Monday, October 05, 2009

Fall harvest

We have two pear trees in our yard, and every September-October they give us tons of pears. In the past I’ve made pear butter, spicy pear chutney, canned pears, pear pies (I freeze them) and pear pie filling. (Lots of work!!!) I’ve also given away bags full to friends and the local food bank.

Last year I got tired of all that canning and switched to freezer vanilla pear jam. Which takes a fraction of the time and effort and tastes delicious! This stuff is so tasty, I made two batches this year. Also pies. But that’s it! The rest we’re eating and sharing with friends. Oh, and I took a bag to Treehouse, the foster care agency where I so volunteer tutoring one afternoon a week. The kids loved them!

(If anyone wants the recipe for pear pie, which is to die for, email ann@annroth.net and I’ll send it to you.)

I’m curious–Do you grow fall crops in your yard? If so, what do you grow and what do you do with more produce than you can handle?


Until next time, and happy harvests,
Ann
www.annroth.net

4 comments:

Lynn said...

Our garden was great this year. So I went back to canning tomatoes. And we had way too many cherry tomatoes to eat so I made paste out of them. Now I need to figure out what to do with the bags of jahlolpena peppers wer have.

Anonymous said...

I slice the extra tomatoes and dry them in this inexpensive food dehydrator. I then put them in a jar and add salt, italian seasoning (or similar spices - I leave out garlic bc I'm allergic) and a few red pepper flakes and cover them up with extra virgin olive oil. Put on the lid, refrigerate, and after a few days you have "sundried tomatoes" to use in pasta recipies all winter.
It will last refrigerated for months.
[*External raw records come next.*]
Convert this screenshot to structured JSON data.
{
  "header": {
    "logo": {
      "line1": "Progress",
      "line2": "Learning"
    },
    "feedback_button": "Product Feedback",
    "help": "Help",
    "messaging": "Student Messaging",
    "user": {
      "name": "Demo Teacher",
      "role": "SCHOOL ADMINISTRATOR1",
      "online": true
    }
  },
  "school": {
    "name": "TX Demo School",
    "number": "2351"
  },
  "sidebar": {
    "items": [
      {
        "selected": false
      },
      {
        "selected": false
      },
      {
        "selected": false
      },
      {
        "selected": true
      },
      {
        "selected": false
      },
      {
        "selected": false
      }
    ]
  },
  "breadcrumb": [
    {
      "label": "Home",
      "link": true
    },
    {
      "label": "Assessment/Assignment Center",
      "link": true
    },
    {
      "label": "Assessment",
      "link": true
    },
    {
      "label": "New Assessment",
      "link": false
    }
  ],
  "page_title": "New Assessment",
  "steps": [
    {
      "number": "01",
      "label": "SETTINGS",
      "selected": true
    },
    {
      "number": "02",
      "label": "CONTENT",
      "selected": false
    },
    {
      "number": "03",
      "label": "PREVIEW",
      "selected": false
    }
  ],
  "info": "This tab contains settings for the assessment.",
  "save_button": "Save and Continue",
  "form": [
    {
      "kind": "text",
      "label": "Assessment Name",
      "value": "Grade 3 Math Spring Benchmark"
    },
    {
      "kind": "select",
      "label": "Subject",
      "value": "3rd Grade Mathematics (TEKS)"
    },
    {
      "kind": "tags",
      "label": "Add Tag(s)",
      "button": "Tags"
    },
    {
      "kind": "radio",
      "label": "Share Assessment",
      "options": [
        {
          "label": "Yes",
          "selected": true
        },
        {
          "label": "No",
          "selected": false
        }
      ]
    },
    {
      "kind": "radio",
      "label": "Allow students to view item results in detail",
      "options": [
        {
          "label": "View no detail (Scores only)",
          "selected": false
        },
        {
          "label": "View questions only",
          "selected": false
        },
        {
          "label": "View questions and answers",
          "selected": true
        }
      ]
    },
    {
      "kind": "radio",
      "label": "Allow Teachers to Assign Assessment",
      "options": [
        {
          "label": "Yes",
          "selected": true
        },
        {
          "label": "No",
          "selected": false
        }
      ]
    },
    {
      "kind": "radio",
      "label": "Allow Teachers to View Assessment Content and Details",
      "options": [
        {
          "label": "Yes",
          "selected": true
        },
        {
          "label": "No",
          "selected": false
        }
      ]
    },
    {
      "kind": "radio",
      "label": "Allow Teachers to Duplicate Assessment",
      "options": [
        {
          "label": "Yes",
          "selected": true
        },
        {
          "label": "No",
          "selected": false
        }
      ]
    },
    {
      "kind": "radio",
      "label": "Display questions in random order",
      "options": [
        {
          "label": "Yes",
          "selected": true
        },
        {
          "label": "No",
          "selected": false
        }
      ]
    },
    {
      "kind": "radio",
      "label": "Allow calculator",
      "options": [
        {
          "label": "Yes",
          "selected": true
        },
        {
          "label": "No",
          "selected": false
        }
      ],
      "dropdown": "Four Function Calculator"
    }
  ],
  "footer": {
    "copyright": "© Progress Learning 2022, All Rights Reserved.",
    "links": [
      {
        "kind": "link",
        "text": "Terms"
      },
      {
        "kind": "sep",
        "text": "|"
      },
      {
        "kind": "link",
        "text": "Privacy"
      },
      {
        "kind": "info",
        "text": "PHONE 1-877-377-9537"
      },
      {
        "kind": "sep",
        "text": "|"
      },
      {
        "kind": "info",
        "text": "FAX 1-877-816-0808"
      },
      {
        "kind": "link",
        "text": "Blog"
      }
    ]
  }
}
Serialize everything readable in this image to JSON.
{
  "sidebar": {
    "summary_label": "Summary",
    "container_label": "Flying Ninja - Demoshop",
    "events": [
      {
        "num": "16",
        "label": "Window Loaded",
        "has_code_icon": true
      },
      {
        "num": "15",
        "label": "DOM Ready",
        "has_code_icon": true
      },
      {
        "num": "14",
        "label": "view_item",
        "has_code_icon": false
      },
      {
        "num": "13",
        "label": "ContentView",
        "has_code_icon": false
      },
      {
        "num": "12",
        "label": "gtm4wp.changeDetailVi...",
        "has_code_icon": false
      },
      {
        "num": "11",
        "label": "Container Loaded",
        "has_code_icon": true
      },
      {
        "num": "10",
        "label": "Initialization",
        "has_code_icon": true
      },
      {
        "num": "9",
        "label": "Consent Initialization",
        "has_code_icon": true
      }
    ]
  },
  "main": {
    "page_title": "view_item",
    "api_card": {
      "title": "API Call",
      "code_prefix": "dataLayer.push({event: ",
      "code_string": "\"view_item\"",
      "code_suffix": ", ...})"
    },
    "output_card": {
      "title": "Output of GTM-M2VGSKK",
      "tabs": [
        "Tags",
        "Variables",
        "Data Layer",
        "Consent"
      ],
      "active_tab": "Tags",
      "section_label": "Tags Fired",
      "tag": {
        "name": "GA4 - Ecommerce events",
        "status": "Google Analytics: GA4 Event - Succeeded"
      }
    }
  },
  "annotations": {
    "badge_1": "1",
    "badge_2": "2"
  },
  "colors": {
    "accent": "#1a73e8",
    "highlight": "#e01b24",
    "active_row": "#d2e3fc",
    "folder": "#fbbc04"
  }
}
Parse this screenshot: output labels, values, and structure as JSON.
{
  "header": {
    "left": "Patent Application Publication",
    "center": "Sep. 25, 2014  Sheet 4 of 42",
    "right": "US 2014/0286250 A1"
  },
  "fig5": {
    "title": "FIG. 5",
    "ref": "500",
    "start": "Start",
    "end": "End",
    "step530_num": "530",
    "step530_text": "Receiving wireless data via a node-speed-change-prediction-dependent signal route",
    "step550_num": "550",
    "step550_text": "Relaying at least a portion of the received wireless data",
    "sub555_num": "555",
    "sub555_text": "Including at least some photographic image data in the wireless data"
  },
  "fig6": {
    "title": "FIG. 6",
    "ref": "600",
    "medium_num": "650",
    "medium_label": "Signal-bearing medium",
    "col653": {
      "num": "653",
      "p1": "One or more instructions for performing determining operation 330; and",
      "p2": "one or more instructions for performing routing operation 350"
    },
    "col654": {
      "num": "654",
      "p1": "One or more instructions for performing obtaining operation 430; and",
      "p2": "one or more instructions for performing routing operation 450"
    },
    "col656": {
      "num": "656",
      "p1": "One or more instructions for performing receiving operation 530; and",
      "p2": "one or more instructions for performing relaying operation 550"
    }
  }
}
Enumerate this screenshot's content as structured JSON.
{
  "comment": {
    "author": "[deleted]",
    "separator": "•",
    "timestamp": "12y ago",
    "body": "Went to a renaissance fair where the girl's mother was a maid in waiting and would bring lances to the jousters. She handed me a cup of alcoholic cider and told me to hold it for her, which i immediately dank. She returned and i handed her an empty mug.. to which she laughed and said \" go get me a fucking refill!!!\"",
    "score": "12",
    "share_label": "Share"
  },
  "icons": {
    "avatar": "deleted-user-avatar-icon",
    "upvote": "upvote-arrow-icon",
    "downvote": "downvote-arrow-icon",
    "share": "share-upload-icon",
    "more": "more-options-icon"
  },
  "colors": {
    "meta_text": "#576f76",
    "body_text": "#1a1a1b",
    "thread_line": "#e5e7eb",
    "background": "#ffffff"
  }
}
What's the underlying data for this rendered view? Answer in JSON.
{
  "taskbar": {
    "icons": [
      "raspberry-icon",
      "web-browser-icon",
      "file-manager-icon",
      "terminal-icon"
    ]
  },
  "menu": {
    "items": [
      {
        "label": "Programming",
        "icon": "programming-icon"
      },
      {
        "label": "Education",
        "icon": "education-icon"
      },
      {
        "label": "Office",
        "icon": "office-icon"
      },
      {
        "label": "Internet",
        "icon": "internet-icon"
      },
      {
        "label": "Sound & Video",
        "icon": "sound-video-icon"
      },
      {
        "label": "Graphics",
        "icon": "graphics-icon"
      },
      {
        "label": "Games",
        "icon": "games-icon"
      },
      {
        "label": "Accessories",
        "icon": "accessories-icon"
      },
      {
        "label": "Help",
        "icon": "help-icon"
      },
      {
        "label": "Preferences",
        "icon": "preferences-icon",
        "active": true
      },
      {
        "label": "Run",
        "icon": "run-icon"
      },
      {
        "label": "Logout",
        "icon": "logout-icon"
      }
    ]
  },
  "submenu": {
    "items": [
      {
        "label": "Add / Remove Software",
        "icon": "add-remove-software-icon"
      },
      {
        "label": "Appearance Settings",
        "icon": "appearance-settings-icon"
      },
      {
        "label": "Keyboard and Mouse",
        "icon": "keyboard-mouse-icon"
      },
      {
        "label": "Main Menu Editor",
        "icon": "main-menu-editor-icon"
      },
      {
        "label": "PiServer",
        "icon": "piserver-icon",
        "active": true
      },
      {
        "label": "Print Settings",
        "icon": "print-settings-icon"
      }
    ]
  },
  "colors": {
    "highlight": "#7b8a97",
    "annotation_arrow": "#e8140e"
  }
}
I also make homemade butter pickles with extra cucumbers and use the same pickling recipe on banana peppers and green tomatoes. Better Homes and Gardens had a great pickling recipe recently (in the last month or two).

Fresh herbs, like basil, don't have to be dried. I wash, remove stems, pat dry and put in a ziploc then pop in the freezer. It's like having fresh basil in sauces all winter. All other herbs, like mint, I dry in my dehydrator and use in tea or salads all winter.

Linda Henderson said...

I live in an apartment now so I don't get to have a garden. I used to really enjoy growing my herbs, especially mints and basils. I love fresh garden veggies and fresh fruit.

Ann Roth said...

Lynn- What a good idea for the little tomatoes! Sadly, many of ours went to waste because I didn't think to do what you did. As for the peppers, how about jalapeno jam? I'm sure there are many great recipes on the 'net.

Anonymous- I like your dried tomato recipe, too. Sounds delicious! Wish I could come over and try those pickles. Thanks for the tips on basil leaves, too. I had no idea you could freeze them!

Linda- There are pea-patches, you know. At least here in Seattle. People rent a little patch of land in a communal area and grow to their hearts' content.